It’s been about a year now since Kansas University launched an effort to recruit 12 high-profile researchers from other institutions, and no hires have yet been announced.
But that does not mean progress hasn’t been made, KU leaders say.
“We made a lot of progress in the sense that these kinds of recruitments involve an awful lot, and they take awhile,” KU Provost Jeff Vitter said. “And we want to make sure we do it right.”
Last fall, KU began its search for 12 “Foundation Professors”: researchers among the world leaders in their fields who could help boost KU’s profile and solidify its spot in the selective Association of American Universities. The effort is to be paid for in part by an annual $3 million increase in state funding, approved in 2012.
A year later, Vitter says people at KU shouldn’t have to wait too much longer to hear some news on that front. The university should announce its first few Foundation Professor hires during the 2013-14 academic year, he said, and the goal is to make three to four hires per year from then on.
These are not typical job searches. Rather than inviting applicants, KU officials are searching out candidates.
“They aren’t necessarily looking to move,” said Danny Anderson, dean of KU’s College of Liberal Arts and Sciences. “And they aren’t necessarily able to move immediately. There’s a whole process of exploring the opportunity.”
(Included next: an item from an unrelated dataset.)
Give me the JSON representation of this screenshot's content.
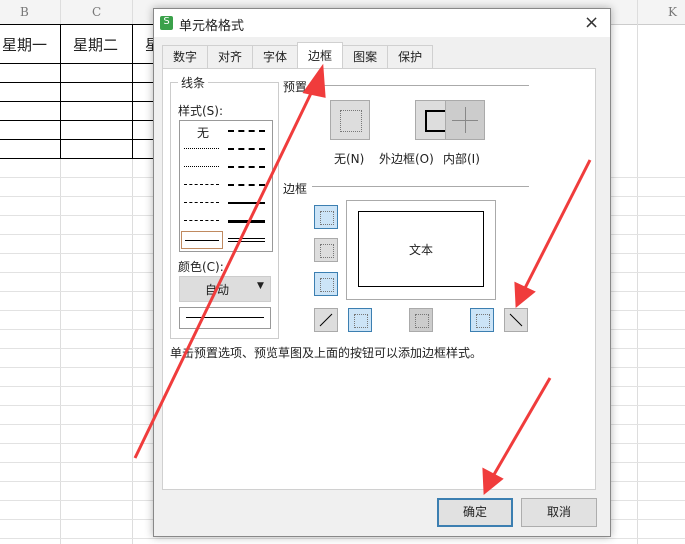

The types of research leaders that KU is recruiting may have complex operations surrounding them at their current institutions: labs or other facilities, ongoing grants and projects, assistants and other faculty.
To draw them, officials will likely need to arrange for similar things to be provided at KU. That can take time to negotiate, and it will be costly.
The annual $3 million in state funds will pay the salaries of the Foundation Professors and perhaps allow for some research assistants. But the hires will also require somewhere around $20 million in additional startup costs, Vitter said, most of which should come from private fundraising.
With that much at stake, these hires take time to get right.
“The important thing is to truly make transformational hires,” Vitter said.
Anderson said this summer he was actively recruiting one Foundation Professor for the College, and he and other officials would be focused on other candidates soon, as well.
“We’re at the stage of really digging in and moving forward with some of those recruitments,” Anderson said. “We’re going to be as focused and dedicated to getting those hires made this year as we can.”
Another unusual quality of these hires is that they probably won’t necessarily be tied to academic departments. Instead, Vitter said, they’ll focus on “strategic initiatives,” areas where KU is historically strong and where there’s a need in the economies of Kansas and the nation.
Those areas could include biorefining, using materials such as food and natural gas in the production of plastics and other chemicals; water resources; alternative energies; “big data” and analytics, such as in education; and the development of vaccines for infectious diseases.
Some Foundation Professors will be at the center of “cluster hires,” with KU hiring other faculty to assist in the same areas of research. Current faculty members are likely to be part of those clusters, as well.
“We have great faculty at KU,” Vitter said. “That’s why we’re seeking to have even more great faculty at KU.”
KU began a Bold Aspirations Visitor and Lecture Series in 2012-13 in part to make connections leading to possible Foundation Professor hires, Vitter said, as well as to help current faculty connect to research leaders who could open opportunities for them.
Visitors in the series in the past year included a computer scientist from Columbia University, a child-welfare researcher from the University of Washington and an economist from the University of California-Berkeley.
The hope for the new researchers, Vitter said, is that they will help produce knowledge that could help the world and contribute to Kansas’ economy, while also preserving the AAU membership that he and other leaders say is all-important for KU.
“It is more than just a mark of quality,” Vitter said. “It’s a drawing power that brings to KU tremendous faculty and students. And it’s a drawing power for corporations.”